Assignment:
Reproduce each of the following records without any deviation.

The data:
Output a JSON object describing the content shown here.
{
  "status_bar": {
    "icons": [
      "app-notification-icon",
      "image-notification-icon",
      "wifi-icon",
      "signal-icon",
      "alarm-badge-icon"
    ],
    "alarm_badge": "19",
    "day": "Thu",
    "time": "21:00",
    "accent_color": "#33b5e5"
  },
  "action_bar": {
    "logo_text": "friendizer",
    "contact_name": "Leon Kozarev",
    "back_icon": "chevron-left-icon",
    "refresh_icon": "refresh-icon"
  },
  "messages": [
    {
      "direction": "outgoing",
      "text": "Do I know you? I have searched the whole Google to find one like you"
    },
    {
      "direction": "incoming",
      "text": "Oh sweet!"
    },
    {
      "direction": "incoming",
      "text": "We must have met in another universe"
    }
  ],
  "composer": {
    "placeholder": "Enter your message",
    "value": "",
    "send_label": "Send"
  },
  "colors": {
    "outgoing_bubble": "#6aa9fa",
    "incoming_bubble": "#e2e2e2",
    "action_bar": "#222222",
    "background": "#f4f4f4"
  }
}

Finished exercise:
Output a JSON object describing the content shown here.
{
  "status_bar": {
    "icons": [
      "app-notification-icon",
      "image-notification-icon",
      "wifi-icon",
      "signal-icon",
      "alarm-badge-icon"
    ],
    "alarm_badge": "19",
    "day": "Thu",
    "time": "21:00",
    "accent_color": "#33b5e5"
  },
  "action_bar": {
    "logo_text": "friendizer",
    "contact_name": "Leon Kozarev",
    "back_icon": "chevron-left-icon",
    "refresh_icon": "refresh-icon"
  },
  "messages": [
    {
      "direction": "outgoing",
      "text": "Do I know you? I have searched the whole Google to find one like you"
    },
    {
      "direction": "incoming",
      "text": "Oh sweet!"
    },
    {
      "direction": "incoming",
      "text": "We must have met in another universe"
    }
  ],
  "composer": {
    "placeholder": "Enter your message",
    "value": "",
    "send_label": "Send"
  },
  "colors": {
    "outgoing_bubble": "#6aa9fa",
    "incoming_bubble": "#e2e2e2",
    "action_bar": "#222222",
    "background": "#f4f4f4"
  }
}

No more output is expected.